new instrument for psychiatric practice and research. Psychiatry Res 28:193-213, 1989
31. Zung WW: A Self-Rating Depression Scale. Arch Gen Psychiatry 12:63-70, 1965
32. Beck AT, Steer RA, Ball R, et al: Comparison of Beck Depression Inventories -IA and -II
in psychiatric outpatients. J Pers Assess 67:588-97, 1996
33. ATS statement: guidelines for the six-minute walk test. Am J Respir Crit Care Med
34. Gualtieri CT, Johnson LG: Reliability and validity of a computerized neurocognitive test
battery, CNS Vital Signs. Arch Clin Neuropsychol 21:623-43, 2006
35. Norman GR, Sloan JA, Wyrwich KW: Interpretation of changes in health-related quality
of life: the remarkable universality of half a standard deviation. Med Care 41:582-92, 2003
36. Ratain MJ, Sargent DJ: Optimising the design of phase II oncology trials: the importance
of randomisation. Eur J Cancer 45:275-80, 20091 In spite of the recognition of this problem, there2 New innovative therapies, along with new integrative?-endorphins.3,4 These3,4 Low dose naltrexone (LDN) has been used in neurological disorders such5-7 Moreover, LDNMoreover, it willTo compare prospectively effects of LDN versus placebo on patient-reported measures ofTo compare prospectively the effects of LDN versus placebo on functional capacity inTo compare prospectively the effects of LDN versus placebo on neurocognition in HGGTo evaluate the safety of LDN in newly diagnosed HGG patients.8 The standard of care for2,9 Liu defines QOL as “a2 For brain tumor patients, focal neurological1 In a large1010 Moreover, QOL is dependent of the physical function and11 Liu and colleagues discuss how these2,12,1314,15 Based on these studies, QOL should16 Other standardized1717 Thus, the 6-minute18 Patients were followed prospectively after19 Studies with modafinil did show some positive effects on20 Therefore, new3 Interestingly, low-dose naltrexone (LDN), with doses equal to or21?-4,22 All of these changes in neural chemistry in turn can prompt improvements in6,7 Moreover, LDN easily tolerated with minimal toxicity. Toxicities5,23,24 In the? and glatiramer.
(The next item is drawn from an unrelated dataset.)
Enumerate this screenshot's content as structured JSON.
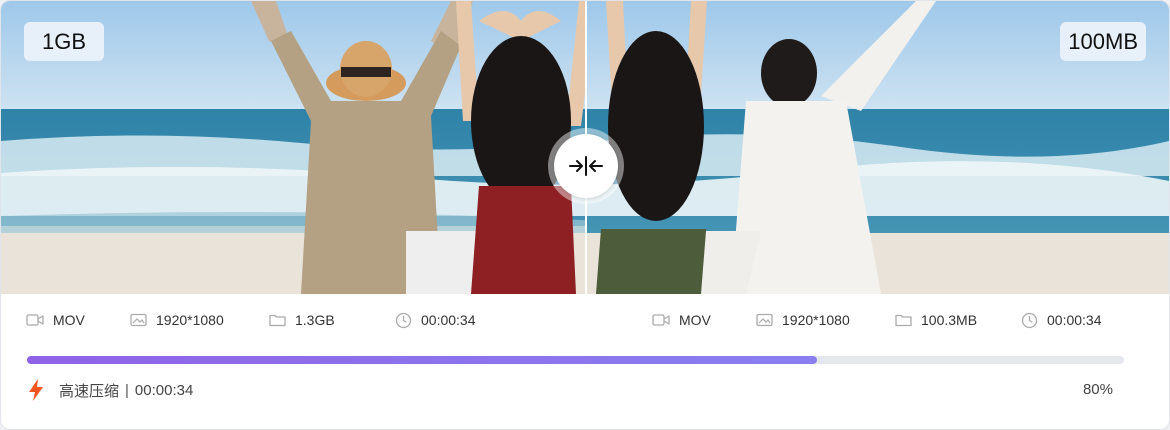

Based on≥ 18 years of age≥ 29%, Hemoglobin ≥ 9, ANC ≥ 1,500 cells/?l, platelets ≥ 100,000 cells/?l,will be assessed by the Functional Assessment of Cancer Therapy-Brain16 Cancer-related fatigue will be assessed by the25 Cognitive problems will be assessed using version 3 of the26 This includes27,28 ESS is an 8-item scale used to29 PSQI is a 10-item scale used to assess sleep quality.30 ZSDS is a 20-31 Beck depression inventory (BDI) will be32 The BDI containswill be assessed using 6-minute walk test. 33 The patient will be2) and heart rate will be monitored continuouslywill include the performance on the following testing using a34 This battery consists of seven tests that measurewill consist of general demographic informationDr. Allan Friedman in Division of Neurosurgery, the inpatientDr. Katherine B. Peters, MD PhD (Medical Instructor of Neuro-Oncology, Department ofDr. David Reardon, MD and Dr. Henry Friedman, MD. This study is aLee Jones , PhD (Associate Professor, Department ofDr. Jones as my mentor andWith support from my35 Hence, this study is designed to36 With 36 randomized